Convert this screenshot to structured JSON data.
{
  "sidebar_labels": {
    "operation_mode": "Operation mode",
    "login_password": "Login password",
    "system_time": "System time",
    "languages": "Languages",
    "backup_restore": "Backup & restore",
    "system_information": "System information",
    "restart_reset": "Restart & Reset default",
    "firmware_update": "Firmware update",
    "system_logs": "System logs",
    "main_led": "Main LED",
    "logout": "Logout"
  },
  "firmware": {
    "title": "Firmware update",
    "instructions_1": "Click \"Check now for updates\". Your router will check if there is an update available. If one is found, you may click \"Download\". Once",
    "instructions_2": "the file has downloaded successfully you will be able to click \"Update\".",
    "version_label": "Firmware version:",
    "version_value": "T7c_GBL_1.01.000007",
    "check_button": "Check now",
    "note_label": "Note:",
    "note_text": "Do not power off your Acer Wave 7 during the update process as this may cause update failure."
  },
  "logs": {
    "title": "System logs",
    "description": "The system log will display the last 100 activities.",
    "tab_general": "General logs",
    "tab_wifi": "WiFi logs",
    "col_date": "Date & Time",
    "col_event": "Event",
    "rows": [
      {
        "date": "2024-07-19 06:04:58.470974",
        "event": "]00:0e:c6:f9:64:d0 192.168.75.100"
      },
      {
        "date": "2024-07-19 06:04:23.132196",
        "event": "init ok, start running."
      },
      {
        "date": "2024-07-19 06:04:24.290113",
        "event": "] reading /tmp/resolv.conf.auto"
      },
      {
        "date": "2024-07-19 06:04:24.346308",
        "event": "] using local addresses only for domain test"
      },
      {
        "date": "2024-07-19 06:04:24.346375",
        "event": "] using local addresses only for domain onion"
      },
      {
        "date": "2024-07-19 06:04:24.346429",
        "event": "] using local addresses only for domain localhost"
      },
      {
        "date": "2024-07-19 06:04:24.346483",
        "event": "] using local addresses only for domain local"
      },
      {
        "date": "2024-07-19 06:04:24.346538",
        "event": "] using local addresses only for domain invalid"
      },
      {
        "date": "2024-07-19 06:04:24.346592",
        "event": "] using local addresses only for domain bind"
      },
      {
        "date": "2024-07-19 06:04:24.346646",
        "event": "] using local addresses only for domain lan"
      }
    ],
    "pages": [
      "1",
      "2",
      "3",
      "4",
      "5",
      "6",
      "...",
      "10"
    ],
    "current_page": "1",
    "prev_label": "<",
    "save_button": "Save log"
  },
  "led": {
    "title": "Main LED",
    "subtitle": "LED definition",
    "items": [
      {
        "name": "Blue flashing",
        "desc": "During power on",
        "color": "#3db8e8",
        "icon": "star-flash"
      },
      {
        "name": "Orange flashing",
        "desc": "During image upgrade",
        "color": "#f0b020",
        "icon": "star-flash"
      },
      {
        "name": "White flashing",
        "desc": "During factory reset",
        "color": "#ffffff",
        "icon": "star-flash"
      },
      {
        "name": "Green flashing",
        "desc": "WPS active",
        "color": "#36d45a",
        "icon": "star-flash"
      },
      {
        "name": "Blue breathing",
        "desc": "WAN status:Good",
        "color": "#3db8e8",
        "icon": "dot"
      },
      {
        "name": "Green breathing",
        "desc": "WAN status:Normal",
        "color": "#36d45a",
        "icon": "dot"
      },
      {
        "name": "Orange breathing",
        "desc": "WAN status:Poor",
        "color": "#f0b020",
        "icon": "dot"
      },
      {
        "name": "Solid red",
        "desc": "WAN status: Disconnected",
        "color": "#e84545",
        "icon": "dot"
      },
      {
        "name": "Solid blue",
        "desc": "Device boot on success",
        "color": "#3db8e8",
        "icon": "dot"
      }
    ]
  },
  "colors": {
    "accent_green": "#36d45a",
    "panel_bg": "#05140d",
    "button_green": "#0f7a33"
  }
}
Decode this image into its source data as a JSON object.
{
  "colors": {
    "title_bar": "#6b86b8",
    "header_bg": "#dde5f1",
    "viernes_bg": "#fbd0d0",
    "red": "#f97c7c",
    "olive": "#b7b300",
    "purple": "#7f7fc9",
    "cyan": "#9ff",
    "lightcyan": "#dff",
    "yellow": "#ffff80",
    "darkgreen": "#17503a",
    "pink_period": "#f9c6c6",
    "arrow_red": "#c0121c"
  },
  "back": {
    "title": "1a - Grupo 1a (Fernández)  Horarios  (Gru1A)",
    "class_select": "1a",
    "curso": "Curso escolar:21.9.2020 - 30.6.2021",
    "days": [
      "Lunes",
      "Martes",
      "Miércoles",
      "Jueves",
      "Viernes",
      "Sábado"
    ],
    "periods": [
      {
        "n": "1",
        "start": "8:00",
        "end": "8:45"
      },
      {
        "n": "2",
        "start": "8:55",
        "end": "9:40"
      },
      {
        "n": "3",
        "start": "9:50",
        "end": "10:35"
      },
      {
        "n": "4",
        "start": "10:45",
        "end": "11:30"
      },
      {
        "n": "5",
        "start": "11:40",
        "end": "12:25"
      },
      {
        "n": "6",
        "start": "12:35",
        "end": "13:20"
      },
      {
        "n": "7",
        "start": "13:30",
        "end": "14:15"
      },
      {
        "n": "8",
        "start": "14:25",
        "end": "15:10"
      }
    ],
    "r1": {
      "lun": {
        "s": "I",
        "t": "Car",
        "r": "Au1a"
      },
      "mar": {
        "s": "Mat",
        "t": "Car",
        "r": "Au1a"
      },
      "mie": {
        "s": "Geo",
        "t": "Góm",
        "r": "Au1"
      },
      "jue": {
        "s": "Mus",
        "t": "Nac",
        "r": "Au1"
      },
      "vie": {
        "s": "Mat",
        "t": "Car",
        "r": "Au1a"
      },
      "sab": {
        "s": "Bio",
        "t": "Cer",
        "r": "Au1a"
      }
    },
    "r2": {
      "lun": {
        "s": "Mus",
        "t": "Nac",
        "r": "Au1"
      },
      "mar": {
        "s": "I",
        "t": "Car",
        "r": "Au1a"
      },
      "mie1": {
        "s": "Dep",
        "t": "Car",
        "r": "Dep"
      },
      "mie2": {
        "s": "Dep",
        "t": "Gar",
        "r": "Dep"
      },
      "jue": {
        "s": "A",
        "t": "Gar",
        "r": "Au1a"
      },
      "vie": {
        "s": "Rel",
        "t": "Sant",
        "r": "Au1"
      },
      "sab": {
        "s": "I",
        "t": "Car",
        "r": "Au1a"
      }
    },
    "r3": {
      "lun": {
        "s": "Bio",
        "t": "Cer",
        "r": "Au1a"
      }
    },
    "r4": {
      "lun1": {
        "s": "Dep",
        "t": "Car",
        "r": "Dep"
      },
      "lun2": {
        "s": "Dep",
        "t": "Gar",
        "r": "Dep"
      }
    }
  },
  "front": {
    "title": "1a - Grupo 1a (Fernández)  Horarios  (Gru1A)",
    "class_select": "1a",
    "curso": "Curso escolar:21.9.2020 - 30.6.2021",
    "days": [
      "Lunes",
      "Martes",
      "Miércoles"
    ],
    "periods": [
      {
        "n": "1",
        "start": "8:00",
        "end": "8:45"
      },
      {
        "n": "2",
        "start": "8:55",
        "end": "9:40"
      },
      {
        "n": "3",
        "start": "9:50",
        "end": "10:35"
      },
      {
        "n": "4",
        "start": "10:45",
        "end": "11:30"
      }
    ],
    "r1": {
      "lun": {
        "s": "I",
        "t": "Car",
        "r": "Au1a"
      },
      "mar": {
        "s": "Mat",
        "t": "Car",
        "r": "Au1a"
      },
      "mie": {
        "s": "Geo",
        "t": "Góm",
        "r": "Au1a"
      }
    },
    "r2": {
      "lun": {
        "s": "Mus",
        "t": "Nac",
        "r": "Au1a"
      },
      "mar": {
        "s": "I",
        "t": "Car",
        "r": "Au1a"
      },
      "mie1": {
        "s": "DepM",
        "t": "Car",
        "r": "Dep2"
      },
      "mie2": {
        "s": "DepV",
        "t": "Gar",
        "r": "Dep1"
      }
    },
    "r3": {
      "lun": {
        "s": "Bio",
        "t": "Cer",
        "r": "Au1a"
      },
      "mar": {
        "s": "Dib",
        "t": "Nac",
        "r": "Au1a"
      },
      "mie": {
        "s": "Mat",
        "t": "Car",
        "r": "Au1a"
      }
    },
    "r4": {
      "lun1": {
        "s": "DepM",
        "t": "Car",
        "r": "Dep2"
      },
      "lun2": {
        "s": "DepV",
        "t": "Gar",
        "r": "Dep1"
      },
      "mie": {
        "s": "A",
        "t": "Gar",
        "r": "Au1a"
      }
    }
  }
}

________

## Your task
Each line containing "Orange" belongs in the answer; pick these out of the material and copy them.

## Solution below
        "name": "Orange flashing",
        "name": "Orange breathing",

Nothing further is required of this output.